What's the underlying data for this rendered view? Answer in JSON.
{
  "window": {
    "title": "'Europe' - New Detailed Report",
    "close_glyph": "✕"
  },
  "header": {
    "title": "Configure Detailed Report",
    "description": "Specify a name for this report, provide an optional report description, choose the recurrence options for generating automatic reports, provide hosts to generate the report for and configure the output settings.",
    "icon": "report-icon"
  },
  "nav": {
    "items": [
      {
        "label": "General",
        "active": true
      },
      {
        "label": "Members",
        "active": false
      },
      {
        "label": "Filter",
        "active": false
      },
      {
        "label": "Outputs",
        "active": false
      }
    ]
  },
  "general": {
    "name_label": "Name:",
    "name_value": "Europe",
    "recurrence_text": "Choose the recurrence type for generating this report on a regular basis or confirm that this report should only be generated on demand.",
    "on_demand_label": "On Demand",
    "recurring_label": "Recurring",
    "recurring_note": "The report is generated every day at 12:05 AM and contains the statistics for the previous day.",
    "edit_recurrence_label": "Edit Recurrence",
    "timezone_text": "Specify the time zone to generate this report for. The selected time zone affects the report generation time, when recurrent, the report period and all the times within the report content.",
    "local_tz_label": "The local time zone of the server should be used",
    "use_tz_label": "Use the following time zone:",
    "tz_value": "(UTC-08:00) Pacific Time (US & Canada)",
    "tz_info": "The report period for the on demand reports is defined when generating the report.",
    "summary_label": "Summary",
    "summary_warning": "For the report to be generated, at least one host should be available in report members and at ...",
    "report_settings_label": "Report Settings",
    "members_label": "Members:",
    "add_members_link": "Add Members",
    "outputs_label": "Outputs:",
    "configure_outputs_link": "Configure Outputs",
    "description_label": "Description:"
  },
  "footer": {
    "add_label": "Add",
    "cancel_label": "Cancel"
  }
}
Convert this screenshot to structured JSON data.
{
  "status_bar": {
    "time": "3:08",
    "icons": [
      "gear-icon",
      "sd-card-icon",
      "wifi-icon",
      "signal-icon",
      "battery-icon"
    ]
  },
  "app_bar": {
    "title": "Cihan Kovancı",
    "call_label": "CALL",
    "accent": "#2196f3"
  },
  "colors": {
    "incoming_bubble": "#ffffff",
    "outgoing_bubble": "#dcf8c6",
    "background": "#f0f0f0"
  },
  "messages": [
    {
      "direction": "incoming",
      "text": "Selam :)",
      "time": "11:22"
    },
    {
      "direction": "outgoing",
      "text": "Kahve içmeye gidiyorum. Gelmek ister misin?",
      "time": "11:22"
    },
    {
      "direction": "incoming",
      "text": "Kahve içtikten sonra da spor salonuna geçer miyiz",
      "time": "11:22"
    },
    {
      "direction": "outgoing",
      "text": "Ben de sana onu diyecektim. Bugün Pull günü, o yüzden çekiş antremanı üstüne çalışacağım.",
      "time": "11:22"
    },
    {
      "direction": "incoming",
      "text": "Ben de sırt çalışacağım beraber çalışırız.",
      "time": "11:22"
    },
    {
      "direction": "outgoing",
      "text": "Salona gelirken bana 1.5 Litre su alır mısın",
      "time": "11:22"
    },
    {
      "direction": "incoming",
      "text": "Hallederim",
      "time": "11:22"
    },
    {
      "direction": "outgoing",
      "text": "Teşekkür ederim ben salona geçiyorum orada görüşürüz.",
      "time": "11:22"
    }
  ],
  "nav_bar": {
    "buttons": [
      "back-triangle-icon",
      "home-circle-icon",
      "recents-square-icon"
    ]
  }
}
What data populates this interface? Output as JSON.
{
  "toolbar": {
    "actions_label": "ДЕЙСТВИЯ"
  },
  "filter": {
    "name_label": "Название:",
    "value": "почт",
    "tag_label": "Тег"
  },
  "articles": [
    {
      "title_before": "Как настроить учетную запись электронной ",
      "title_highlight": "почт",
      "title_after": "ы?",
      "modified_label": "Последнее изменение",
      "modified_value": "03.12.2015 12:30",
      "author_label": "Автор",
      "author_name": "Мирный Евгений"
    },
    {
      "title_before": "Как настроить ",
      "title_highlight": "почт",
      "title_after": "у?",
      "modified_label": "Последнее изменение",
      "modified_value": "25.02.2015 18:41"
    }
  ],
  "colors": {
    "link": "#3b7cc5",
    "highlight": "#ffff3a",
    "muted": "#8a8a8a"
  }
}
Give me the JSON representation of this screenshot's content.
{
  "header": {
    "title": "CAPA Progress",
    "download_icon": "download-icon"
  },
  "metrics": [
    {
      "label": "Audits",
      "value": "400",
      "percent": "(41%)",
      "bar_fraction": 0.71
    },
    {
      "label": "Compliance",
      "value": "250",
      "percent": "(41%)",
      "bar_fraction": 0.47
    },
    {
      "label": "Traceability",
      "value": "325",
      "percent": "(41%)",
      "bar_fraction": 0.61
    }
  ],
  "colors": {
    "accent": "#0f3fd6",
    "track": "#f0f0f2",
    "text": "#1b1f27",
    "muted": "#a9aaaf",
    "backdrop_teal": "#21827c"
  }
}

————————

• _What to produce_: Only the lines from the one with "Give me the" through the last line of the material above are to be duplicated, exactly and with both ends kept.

• _Response area_:
Give me the JSON representation of this screenshot's content.
{
  "header": {
    "title": "CAPA Progress",
    "download_icon": "download-icon"
  },
  "metrics": [
    {
      "label": "Audits",
      "value": "400",
      "percent": "(41%)",
      "bar_fraction": 0.71
    },
    {
      "label": "Compliance",
      "value": "250",
      "percent": "(41%)",
      "bar_fraction": 0.47
    },
    {
      "label": "Traceability",
      "value": "325",
      "percent": "(41%)",
      "bar_fraction": 0.61
    }
  ],
  "colors": {
    "accent": "#0f3fd6",
    "track": "#f0f0f2",
    "text": "#1b1f27",
    "muted": "#a9aaaf",
    "backdrop_teal": "#21827c"
  }
}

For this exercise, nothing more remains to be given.